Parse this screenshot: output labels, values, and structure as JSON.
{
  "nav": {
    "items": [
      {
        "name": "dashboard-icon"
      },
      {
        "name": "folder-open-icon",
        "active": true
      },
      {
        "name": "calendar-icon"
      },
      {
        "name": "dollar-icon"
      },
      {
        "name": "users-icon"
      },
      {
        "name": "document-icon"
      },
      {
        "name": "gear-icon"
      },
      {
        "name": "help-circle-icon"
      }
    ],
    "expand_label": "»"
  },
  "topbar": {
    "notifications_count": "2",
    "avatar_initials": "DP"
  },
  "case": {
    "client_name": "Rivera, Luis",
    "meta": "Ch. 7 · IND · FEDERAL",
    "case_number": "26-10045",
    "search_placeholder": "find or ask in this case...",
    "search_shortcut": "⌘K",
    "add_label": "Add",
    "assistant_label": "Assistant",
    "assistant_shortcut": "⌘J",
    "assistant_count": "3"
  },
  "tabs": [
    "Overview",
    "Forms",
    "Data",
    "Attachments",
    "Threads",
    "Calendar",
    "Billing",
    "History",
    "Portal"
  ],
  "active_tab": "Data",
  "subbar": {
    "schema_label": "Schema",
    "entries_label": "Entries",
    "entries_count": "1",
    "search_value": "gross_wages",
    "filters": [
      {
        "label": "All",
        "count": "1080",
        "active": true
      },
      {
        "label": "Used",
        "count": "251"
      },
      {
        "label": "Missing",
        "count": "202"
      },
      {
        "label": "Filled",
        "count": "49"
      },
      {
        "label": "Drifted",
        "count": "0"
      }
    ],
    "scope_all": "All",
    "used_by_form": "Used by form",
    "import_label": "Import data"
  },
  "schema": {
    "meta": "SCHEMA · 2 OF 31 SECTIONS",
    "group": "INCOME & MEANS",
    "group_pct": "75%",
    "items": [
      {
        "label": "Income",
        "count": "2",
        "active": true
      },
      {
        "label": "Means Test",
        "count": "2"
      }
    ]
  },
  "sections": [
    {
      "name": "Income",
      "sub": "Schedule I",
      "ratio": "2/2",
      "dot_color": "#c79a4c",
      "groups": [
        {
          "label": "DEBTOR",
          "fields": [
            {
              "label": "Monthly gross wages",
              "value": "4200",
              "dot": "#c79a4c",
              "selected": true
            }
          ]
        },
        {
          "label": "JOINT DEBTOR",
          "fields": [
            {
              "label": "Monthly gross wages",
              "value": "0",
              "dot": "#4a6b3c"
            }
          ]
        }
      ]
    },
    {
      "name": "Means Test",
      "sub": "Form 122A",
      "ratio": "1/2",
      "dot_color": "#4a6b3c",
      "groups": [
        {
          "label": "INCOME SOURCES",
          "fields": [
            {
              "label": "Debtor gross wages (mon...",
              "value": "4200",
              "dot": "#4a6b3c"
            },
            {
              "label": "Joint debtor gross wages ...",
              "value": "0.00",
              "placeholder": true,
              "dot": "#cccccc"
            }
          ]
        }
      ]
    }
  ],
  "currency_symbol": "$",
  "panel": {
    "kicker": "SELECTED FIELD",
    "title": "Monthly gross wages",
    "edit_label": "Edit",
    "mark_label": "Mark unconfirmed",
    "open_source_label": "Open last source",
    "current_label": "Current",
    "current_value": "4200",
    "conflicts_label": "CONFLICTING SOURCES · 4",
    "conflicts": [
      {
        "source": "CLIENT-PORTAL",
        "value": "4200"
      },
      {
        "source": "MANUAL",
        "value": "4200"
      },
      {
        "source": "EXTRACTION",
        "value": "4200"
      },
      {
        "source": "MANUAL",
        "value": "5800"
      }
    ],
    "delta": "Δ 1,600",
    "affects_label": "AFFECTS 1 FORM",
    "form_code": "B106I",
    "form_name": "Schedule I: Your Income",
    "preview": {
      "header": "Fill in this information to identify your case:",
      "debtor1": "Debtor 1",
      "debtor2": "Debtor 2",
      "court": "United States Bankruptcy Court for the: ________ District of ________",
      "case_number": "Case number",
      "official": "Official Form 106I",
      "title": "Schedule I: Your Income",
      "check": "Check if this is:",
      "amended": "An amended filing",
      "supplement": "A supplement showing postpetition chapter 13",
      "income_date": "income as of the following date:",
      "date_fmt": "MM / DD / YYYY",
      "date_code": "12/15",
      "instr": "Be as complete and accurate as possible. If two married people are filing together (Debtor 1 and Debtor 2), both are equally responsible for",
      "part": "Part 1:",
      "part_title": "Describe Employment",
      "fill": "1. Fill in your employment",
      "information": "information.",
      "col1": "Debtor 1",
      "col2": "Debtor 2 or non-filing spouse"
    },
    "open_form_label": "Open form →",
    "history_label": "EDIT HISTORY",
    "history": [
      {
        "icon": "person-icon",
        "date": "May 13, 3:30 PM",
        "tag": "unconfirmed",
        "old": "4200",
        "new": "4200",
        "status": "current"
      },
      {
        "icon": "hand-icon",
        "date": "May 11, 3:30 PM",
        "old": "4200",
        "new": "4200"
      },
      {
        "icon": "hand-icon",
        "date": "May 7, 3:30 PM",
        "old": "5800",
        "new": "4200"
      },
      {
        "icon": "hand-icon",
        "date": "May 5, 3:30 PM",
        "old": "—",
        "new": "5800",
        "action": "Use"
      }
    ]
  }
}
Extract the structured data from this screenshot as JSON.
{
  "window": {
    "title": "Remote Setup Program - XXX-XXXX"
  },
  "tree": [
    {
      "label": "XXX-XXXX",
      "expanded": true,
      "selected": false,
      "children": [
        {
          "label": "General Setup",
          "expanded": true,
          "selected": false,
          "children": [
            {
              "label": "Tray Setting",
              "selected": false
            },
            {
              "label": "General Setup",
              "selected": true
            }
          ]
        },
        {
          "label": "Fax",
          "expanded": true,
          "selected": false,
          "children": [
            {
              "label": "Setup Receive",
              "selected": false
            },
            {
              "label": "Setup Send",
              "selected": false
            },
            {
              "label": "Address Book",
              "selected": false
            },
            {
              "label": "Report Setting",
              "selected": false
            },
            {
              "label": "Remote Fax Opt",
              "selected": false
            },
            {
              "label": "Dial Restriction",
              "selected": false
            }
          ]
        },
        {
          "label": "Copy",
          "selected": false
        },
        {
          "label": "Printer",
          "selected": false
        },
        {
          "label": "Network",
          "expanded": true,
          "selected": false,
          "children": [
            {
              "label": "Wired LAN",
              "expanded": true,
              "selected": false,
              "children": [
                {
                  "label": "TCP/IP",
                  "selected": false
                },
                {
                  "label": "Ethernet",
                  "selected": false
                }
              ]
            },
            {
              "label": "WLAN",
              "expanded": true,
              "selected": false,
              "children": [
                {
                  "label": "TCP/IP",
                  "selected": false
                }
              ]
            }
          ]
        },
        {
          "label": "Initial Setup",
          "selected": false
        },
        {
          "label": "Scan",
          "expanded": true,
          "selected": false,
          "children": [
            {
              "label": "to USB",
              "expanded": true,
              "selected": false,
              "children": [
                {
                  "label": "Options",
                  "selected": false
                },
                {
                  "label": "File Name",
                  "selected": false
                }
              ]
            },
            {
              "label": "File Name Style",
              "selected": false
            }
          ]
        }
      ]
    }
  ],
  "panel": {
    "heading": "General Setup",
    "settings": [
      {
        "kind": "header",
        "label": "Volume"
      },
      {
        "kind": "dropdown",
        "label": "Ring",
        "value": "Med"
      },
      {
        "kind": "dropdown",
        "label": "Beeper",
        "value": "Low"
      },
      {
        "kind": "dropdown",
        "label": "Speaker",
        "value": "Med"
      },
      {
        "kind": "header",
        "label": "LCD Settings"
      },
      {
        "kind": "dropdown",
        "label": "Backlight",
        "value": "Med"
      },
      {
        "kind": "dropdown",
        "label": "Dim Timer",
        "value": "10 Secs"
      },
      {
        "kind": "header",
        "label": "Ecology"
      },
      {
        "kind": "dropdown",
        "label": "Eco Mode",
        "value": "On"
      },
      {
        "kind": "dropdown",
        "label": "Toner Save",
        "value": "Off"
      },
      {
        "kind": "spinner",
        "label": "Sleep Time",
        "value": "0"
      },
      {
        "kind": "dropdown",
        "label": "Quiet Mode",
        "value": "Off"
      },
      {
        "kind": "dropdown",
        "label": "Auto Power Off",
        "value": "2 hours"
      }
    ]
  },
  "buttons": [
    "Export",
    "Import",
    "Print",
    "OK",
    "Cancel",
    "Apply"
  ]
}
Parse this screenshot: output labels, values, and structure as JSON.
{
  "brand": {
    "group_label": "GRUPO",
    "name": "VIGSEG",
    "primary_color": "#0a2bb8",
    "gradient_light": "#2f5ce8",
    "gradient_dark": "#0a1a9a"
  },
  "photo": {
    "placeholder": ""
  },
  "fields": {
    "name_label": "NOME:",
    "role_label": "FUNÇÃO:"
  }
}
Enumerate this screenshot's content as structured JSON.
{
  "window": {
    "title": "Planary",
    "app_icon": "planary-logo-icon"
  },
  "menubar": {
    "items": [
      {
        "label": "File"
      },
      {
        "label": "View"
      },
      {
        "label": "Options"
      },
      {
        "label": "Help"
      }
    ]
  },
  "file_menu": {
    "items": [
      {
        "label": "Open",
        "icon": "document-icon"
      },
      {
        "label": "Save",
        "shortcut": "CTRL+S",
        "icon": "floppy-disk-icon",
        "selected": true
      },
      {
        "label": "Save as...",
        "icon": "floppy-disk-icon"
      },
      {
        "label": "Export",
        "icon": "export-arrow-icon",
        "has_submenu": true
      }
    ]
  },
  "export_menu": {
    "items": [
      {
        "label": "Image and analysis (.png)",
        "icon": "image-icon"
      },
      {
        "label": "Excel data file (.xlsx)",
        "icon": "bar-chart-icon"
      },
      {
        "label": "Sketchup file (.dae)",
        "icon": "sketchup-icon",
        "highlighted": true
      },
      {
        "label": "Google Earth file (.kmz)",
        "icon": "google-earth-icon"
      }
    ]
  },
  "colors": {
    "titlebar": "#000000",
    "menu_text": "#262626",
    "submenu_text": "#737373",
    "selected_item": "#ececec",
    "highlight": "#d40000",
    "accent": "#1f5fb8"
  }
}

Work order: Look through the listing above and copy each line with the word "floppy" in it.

Task result:
        "icon": "floppy-disk-icon",
        "icon": "floppy-disk-icon"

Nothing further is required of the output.